The article, “Post-polio support group marks 25th anniversary” greatly understates the severity of the polio epidemics. “About 35,000 people were affected by the disease (polio) in the late 1940s and early 1950s” should be 35,000 people were crippled by polio each year, making it one of the most feared diseases of the 20th century. The epidemics closed schools, movie theaters, swimming pools and other public gatherings.

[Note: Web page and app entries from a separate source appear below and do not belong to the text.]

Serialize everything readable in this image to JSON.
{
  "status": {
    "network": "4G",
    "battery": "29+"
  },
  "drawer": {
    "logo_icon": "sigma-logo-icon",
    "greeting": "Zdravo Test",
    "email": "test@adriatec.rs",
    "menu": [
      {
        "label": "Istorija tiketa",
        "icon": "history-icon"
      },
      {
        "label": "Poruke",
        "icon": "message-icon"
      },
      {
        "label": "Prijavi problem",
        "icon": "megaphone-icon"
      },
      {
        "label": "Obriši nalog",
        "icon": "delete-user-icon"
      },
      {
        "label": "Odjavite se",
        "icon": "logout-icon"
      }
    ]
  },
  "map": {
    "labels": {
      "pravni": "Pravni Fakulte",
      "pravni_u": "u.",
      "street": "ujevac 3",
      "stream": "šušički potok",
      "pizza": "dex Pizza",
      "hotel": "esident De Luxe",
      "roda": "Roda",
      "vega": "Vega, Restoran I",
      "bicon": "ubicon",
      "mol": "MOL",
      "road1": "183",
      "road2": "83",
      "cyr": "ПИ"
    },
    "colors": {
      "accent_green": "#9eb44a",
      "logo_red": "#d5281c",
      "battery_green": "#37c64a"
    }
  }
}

“While polio is a contagious disease, Post-Polio Syndrome cannot be caught from others having the disorder. Only a polio survivor can develop PPS. … Results published in 1994-1995 estimated there were about 1 million polio survivors in the U.S., with 443,000 reporting to have had paralytic polio. Accurate statistics do not exist today, as a percentage of polio survivors have died and new cases have been diagnosed. Researchers estimate that PPS affects 25 to 40 percent of polio survivors.”

Some doctors have more recently speculated that 100 percent of polio survivors may develop PPS. With so many polio survivors at risk of developing PPS, the support group tries to focus on safe therapies that can reduce symptoms and improve quality of life. We especially want to inform polio survivors of things to avoid which could worsen their condition. We find strength in knowing that we are not alone and even have members who did not have polio but had a similar disease.

Polio changed our nation. The March of Dimes changed the way charities raise money and contributed to the development of the polio vaccines and rehabilitation. Polio survivors were leaders in the passage of the ADA. The extensive rehabilitation of those with paralytic polio produced the most valued type of citizens – taxpayers.

Warren Peascoe


EDITOR’S NOTE: Warren Peascoe is president of the Mid-Ohio Valley Post-Polio Support Group.